In retaliation for a new round of sanctions leveled by the United States and Europe, Russia placed restrictions on food imports, including poultry, dairy, and fruits and vegetables. Russia also threatened to ban flights over Russian airspace but has yet to follow through.
Few economists expect Russia's retaliation to break American and European resolve to punish Moscow. Economists have also long warned that the West's sanctions packages are far less comprehensive than advertised. The most recent ban new weapons sales to Russia but doesn't touch existing deals. That's allowing France to proceed with a multi-billion dollar deal to sell a pair of warships to President Vladimir Putin's navy. The sanctions also have loopholes: OAO Sberbank, one of Russia's largest banks, is not being punished, and the European Union allowed European offices of Russian banks to continue operating.
"They are sort of weaselly in the way in which they're done," said Robert Legvold, professor emeritus in Columbia University's political science department. "We've sanctioned technical services and finance, not the core energy trade. Natural gas and oil are not sanctioned. Existing contracts are not to be affected."
According to Legvold, the only real way that Russia could hurt Germany, and vice versa, is by disrupting the energy trade between the two nations. But the sanctions were drafted so that the existing energy relationships between Russia and the EU would not be affected.
According to Columbia's Legvold, the sanctions' true effect on Europe won't be known for at least a year, when they'll have to be renewed. He predicted that Germany would hardly be affected.
"In the German case, they are predicting somewhere in the neighborhood of a 30 percent drop in trade [with Russia], which would be something like 0.3 of a percent in GDP," he said.
Other, smaller European nations are likely to feel more of a bite. "The agricultural sanctions that the Russians have imposed are broad," said Legvold. "The countries that will be hardest hit will be Latvia and Estonia. They do export a considerable portion of their agricultural products to Russia."
According to a report in the Wall Street Journal, 21 percent of Latvian agricultural sales are to Russia. In the first quarter of 2014, Russian purchases of Latvian agricultural products topped $100 million. By comparison, the United States shipped less than one percent of its total agricultural exports to Russia last year, while the entire European Union shipped 10 percent.
All three experts cautioned that while the sanctions' economic effect can be dismissed, the psychological impact cannot. According to the German think tank ZEW's indicator of economic sentiment, German investor confidence was sharply down in August, a drop it attributed to the crisis in Ukraine.
"The decline in economic sentiment is likely connected to the ongoing geopolitical tensions that have affected the German economy by now," ZEW said in a statement.

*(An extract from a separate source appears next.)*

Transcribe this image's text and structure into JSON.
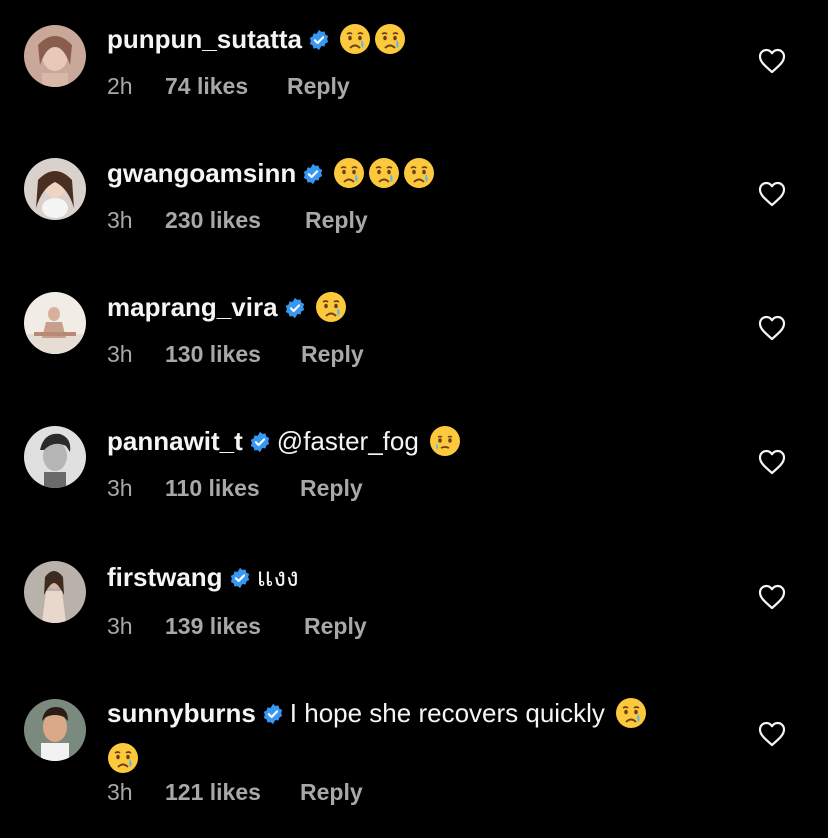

Whether warranted or not, polls like this show that the European public is likely to connect the EU slowdown with Russia sanctions.
"People are thinking that times are bad and they're going to remain bad," Georgetown's Sullivan said. "But the reality is, a lot of these [European] economies always were terrible."